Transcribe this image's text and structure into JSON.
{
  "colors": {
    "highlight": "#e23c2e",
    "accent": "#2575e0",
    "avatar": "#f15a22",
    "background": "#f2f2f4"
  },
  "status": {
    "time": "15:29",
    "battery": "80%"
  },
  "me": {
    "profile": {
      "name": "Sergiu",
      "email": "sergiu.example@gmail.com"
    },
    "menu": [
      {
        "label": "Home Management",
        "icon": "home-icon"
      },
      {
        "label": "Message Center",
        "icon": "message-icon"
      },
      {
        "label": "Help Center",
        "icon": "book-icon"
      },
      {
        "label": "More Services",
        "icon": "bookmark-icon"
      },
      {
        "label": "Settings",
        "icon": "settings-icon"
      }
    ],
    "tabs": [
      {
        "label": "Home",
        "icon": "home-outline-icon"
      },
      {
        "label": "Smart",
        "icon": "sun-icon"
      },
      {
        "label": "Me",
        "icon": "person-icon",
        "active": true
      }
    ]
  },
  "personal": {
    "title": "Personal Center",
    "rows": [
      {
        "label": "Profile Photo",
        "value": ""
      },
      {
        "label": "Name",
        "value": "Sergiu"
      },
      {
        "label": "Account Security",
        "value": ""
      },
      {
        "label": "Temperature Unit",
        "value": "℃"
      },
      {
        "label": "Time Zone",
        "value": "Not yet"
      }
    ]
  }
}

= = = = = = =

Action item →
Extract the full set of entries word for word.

Response →
Transcribe this image's text and structure into JSON.
{
  "colors": {
    "highlight": "#e23c2e",
    "accent": "#2575e0",
    "avatar": "#f15a22",
    "background": "#f2f2f4"
  },
  "status": {
    "time": "15:29",
    "battery": "80%"
  },
  "me": {
    "profile": {
      "name": "Sergiu",
      "email": "sergiu.example@gmail.com"
    },
    "menu": [
      {
        "label": "Home Management",
        "icon": "home-icon"
      },
      {
        "label": "Message Center",
        "icon": "message-icon"
      },
      {
        "label": "Help Center",
        "icon": "book-icon"
      },
      {
        "label": "More Services",
        "icon": "bookmark-icon"
      },
      {
        "label": "Settings",
        "icon": "settings-icon"
      }
    ],
    "tabs": [
      {
        "label": "Home",
        "icon": "home-outline-icon"
      },
      {
        "label": "Smart",
        "icon": "sun-icon"
      },
      {
        "label": "Me",
        "icon": "person-icon",
        "active": true
      }
    ]
  },
  "personal": {
    "title": "Personal Center",
    "rows": [
      {
        "label": "Profile Photo",
        "value": ""
      },
      {
        "label": "Name",
        "value": "Sergiu"
      },
      {
        "label": "Account Security",
        "value": ""
      },
      {
        "label": "Temperature Unit",
        "value": "℃"
      },
      {
        "label": "Time Zone",
        "value": "Not yet"
      }
    ]
  }
}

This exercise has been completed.